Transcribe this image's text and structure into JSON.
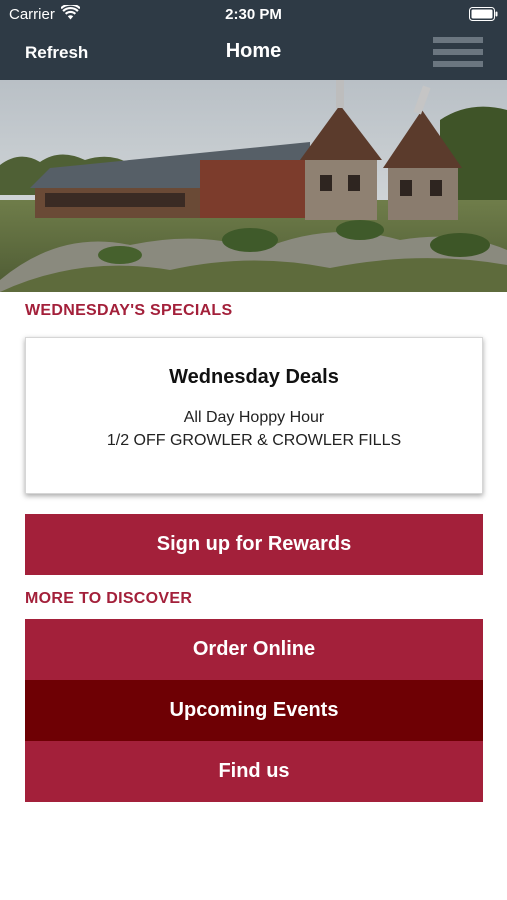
{
  "status_bar": {
    "carrier": "Carrier",
    "time": "2:30 PM"
  },
  "nav": {
    "refresh_label": "Refresh",
    "title": "Home",
    "menu_icon": "hamburger-menu-icon"
  },
  "specials": {
    "heading": "WEDNESDAY'S SPECIALS",
    "card": {
      "title": "Wednesday Deals",
      "lines": [
        "All Day Hoppy Hour",
        "1/2 OFF GROWLER & CROWLER FILLS"
      ]
    }
  },
  "rewards_button_label": "Sign up for Rewards",
  "discover": {
    "heading": "MORE TO DISCOVER",
    "buttons": [
      {
        "label": "Order Online"
      },
      {
        "label": "Upcoming Events"
      },
      {
        "label": "Find us"
      }
    ]
  },
  "colors": {
    "header_bg": "#2e3a45",
    "accent_red": "#a3203a",
    "dark_red": "#6e0004"
  }
}
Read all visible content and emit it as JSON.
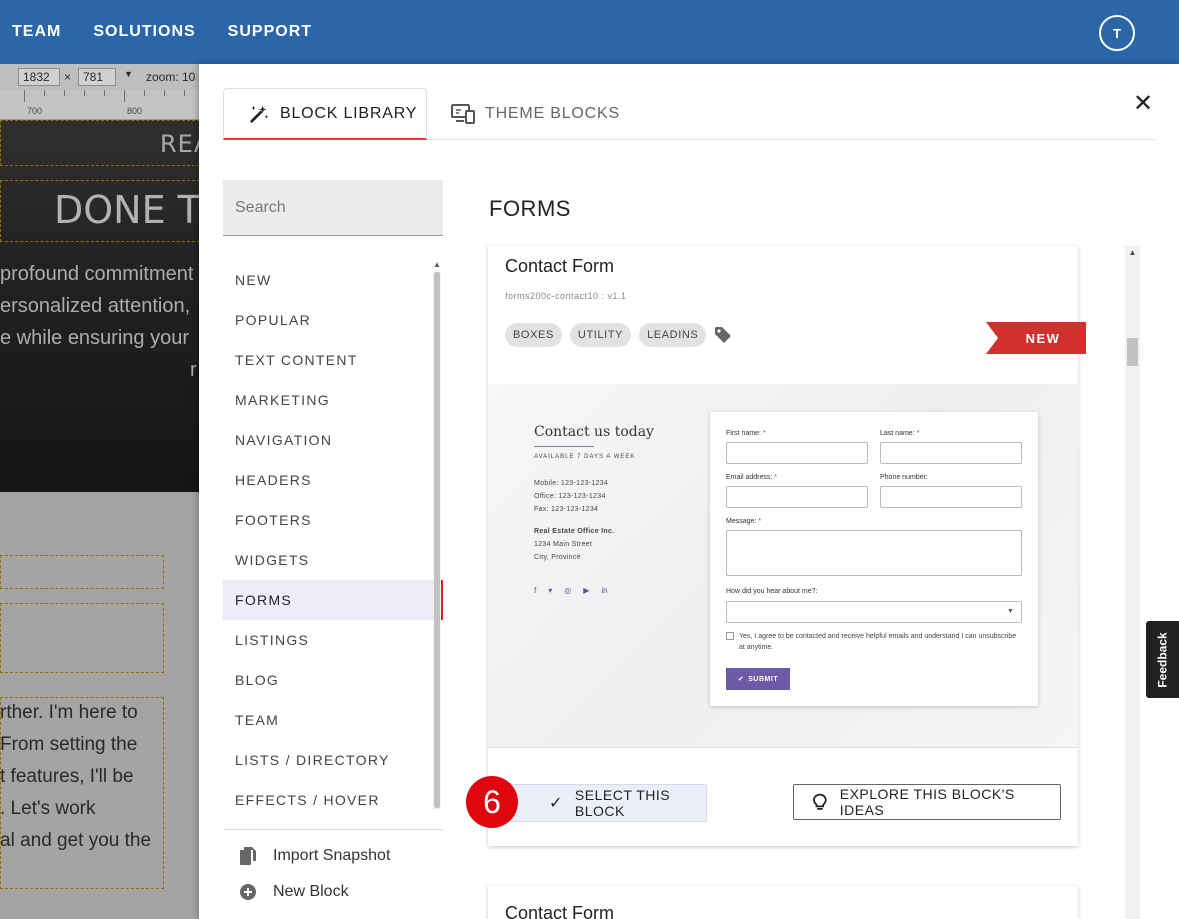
{
  "topnav": {
    "items": [
      "TEAM",
      "SOLUTIONS",
      "SUPPORT"
    ],
    "avatar_initial": "T"
  },
  "editor": {
    "width_value": "1832",
    "times": "×",
    "height_value": "781",
    "zoom_label": "zoom: 10",
    "ruler": [
      "700",
      "800"
    ],
    "hero_real": "REAL",
    "hero_done": "DONE THE",
    "hero_lines": [
      "profound commitment",
      "ersonalized attention,",
      "e while ensuring your",
      "r"
    ],
    "lower_lines": [
      "rther. I'm here to",
      "From setting the",
      "t features, I'll be",
      ". Let's work",
      "al and get you the"
    ]
  },
  "modal": {
    "tabs": {
      "block_library": "BLOCK LIBRARY",
      "theme_blocks": "THEME BLOCKS"
    },
    "close": "✕",
    "search_placeholder": "Search",
    "categories": [
      "NEW",
      "POPULAR",
      "TEXT CONTENT",
      "MARKETING",
      "NAVIGATION",
      "HEADERS",
      "FOOTERS",
      "WIDGETS",
      "FORMS",
      "LISTINGS",
      "BLOG",
      "TEAM",
      "LISTS / DIRECTORY",
      "EFFECTS / HOVER"
    ],
    "active_category": "FORMS",
    "actions": {
      "import_snapshot": "Import Snapshot",
      "new_block": "New Block"
    },
    "section_title": "FORMS",
    "card": {
      "title": "Contact Form",
      "id": "forms200c-contact10 : v1.1",
      "tags": [
        "BOXES",
        "UTILITY",
        "LEADINS"
      ],
      "badge": "NEW",
      "preview": {
        "heading": "Contact us today",
        "available": "AVAILABLE 7 DAYS A WEEK",
        "mobile": "Mobile: 123-123-1234",
        "office": "Office: 123-123-1234",
        "fax": "Fax: 123-123-1234",
        "company": "Real Estate Office Inc.",
        "street": "1234 Main Street",
        "city": "City, Province",
        "first_name": "First name:",
        "last_name": "Last name:",
        "email": "Email address:",
        "phone": "Phone number:",
        "message": "Message:",
        "hear": "How did you hear about me?:",
        "consent": "Yes, I agree to be contacted and receive helpful emails and understand I can unsubscribe at anytime.",
        "submit": "SUBMIT",
        "required_mark": "*"
      },
      "select_button": "SELECT THIS BLOCK",
      "explore_button": "EXPLORE THIS BLOCK'S IDEAS"
    },
    "step_number": "6",
    "card2_title": "Contact Form"
  },
  "feedback": "Feedback",
  "colors": {
    "topbar": "#2b66a8",
    "accent_red": "#e0060d",
    "badge_red": "#d32f2f",
    "submit_purple": "#6b5aa6"
  }
}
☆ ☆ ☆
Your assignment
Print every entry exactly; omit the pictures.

Worked solution
Transcribe this image's text and structure into JSON.
{
  "status_bar": {
    "carrier": "Carrier",
    "time": "2:30 PM"
  },
  "nav": {
    "refresh_label": "Refresh",
    "title": "Home",
    "menu_icon": "hamburger-menu-icon"
  },
  "specials": {
    "heading": "WEDNESDAY'S SPECIALS",
    "card": {
      "title": "Wednesday Deals",
      "lines": [
        "All Day Hoppy Hour",
        "1/2 OFF GROWLER & CROWLER FILLS"
      ]
    }
  },
  "rewards_button_label": "Sign up for Rewards",
  "discover": {
    "heading": "MORE TO DISCOVER",
    "buttons": [
      {
        "label": "Order Online"
      },
      {
        "label": "Upcoming Events"
      },
      {
        "label": "Find us"
      }
    ]
  },
  "colors": {
    "header_bg": "#2e3a45",
    "accent_red": "#a3203a",
    "dark_red": "#6e0004"
  }
}
Read all visible content and emit it as JSON.
{
  "topnav": {
    "items": [
      "TEAM",
      "SOLUTIONS",
      "SUPPORT"
    ],
    "avatar_initial": "T"
  },
  "editor": {
    "width_value": "1832",
    "times": "×",
    "height_value": "781",
    "zoom_label": "zoom: 10",
    "ruler": [
      "700",
      "800"
    ],
    "hero_real": "REAL",
    "hero_done": "DONE THE",
    "hero_lines": [
      "profound commitment",
      "ersonalized attention,",
      "e while ensuring your",
      "r"
    ],
    "lower_lines": [
      "rther. I'm here to",
      "From setting the",
      "t features, I'll be",
      ". Let's work",
      "al and get you the"
    ]
  },
  "modal": {
    "tabs": {
      "block_library": "BLOCK LIBRARY",
      "theme_blocks": "THEME BLOCKS"
    },
    "close": "✕",
    "search_placeholder": "Search",
    "categories": [
      "NEW",
      "POPULAR",
      "TEXT CONTENT",
      "MARKETING",
      "NAVIGATION",
      "HEADERS",
      "FOOTERS",
      "WIDGETS",
      "FORMS",
      "LISTINGS",
      "BLOG",
      "TEAM",
      "LISTS / DIRECTORY",
      "EFFECTS / HOVER"
    ],
    "active_category": "FORMS",
    "actions": {
      "import_snapshot": "Import Snapshot",
      "new_block": "New Block"
    },
    "section_title": "FORMS",
    "card": {
      "title": "Contact Form",
      "id": "forms200c-contact10 : v1.1",
      "tags": [
        "BOXES",
        "UTILITY",
        "LEADINS"
      ],
      "badge": "NEW",
      "preview": {
        "heading": "Contact us today",
        "available": "AVAILABLE 7 DAYS A WEEK",
        "mobile": "Mobile: 123-123-1234",
        "office": "Office: 123-123-1234",
        "fax": "Fax: 123-123-1234",
        "company": "Real Estate Office Inc.",
        "street": "1234 Main Street",
        "city": "City, Province",
        "first_name": "First name:",
        "last_name": "Last name:",
        "email": "Email address:",
        "phone": "Phone number:",
        "message": "Message:",
        "hear": "How did you hear about me?:",
        "consent": "Yes, I agree to be contacted and receive helpful emails and understand I can unsubscribe at anytime.",
        "submit": "SUBMIT",
        "required_mark": "*"
      },
      "select_button": "SELECT THIS BLOCK",
      "explore_button": "EXPLORE THIS BLOCK'S IDEAS"
    },
    "step_number": "6",
    "card2_title": "Contact Form"
  },
  "feedback": "Feedback",
  "colors": {
    "topbar": "#2b66a8",
    "accent_red": "#e0060d",
    "badge_red": "#d32f2f",
    "submit_purple": "#6b5aa6"
  }
}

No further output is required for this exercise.